== Segment start ==

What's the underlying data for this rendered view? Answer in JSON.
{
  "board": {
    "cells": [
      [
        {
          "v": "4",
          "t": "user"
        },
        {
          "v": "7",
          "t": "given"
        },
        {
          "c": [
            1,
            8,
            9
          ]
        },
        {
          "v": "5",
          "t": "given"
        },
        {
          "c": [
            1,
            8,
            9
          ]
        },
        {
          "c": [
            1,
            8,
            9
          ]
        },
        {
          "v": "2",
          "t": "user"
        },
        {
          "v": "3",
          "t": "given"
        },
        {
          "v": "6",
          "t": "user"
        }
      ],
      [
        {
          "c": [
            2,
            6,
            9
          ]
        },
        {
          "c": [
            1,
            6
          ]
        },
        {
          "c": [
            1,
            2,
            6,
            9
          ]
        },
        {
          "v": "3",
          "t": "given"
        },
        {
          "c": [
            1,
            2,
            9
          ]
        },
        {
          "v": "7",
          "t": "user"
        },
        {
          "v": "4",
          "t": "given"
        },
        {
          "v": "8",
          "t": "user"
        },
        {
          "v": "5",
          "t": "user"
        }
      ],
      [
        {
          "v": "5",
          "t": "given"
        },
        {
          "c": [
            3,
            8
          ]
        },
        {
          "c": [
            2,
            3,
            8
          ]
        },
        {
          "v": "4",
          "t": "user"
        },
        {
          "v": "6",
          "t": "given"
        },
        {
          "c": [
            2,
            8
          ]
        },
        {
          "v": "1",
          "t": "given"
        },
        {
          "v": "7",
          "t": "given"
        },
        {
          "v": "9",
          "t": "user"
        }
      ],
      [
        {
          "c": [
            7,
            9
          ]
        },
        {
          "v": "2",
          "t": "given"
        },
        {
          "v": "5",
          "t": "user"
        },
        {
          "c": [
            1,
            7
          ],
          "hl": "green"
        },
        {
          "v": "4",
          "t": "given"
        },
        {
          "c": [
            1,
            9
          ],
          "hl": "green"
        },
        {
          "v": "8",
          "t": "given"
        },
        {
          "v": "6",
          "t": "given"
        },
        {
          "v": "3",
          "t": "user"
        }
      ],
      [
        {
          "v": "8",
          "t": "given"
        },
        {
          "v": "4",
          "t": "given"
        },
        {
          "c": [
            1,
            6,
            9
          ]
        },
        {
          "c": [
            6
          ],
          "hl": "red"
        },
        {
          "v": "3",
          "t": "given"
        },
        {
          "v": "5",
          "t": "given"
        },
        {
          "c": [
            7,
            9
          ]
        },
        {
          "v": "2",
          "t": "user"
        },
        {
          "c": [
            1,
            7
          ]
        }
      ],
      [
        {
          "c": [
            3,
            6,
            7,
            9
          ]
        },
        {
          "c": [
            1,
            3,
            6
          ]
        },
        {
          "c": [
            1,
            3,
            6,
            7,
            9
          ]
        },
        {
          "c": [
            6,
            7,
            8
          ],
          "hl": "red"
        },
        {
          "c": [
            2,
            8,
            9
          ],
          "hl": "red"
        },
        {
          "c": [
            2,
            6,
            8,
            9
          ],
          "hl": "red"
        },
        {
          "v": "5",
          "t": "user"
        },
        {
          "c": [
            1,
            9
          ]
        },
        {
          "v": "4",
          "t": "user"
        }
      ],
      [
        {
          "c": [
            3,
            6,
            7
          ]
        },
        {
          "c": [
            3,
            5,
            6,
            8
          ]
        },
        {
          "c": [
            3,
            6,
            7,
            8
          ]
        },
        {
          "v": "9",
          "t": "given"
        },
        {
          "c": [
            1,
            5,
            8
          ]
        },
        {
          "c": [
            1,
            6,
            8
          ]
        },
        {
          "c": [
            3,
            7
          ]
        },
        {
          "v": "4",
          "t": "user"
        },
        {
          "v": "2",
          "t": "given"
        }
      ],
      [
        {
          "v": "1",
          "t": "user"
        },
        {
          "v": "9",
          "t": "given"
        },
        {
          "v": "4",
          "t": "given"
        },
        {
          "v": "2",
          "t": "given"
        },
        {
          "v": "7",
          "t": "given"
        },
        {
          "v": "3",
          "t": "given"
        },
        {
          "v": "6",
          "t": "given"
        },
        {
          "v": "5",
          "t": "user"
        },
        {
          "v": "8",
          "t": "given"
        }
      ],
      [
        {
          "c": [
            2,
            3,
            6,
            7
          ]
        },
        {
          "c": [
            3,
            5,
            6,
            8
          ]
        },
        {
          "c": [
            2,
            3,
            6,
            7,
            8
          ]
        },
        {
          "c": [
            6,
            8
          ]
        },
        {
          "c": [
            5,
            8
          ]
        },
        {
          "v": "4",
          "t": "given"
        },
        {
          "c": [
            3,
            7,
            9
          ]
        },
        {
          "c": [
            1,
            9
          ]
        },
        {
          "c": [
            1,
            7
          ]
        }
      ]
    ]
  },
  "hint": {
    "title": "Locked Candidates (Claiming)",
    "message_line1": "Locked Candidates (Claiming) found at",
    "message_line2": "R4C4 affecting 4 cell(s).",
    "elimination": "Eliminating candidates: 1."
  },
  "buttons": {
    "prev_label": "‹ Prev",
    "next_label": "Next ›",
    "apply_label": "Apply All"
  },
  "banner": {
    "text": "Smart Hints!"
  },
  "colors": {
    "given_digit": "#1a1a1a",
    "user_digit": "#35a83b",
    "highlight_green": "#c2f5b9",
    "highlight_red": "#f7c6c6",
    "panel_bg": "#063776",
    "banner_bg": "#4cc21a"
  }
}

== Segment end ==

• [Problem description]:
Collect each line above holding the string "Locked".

• [Written answer]:
    "title": "Locked Candidates (Claiming)",
    "message_line1": "Locked Candidates (Claiming) found at",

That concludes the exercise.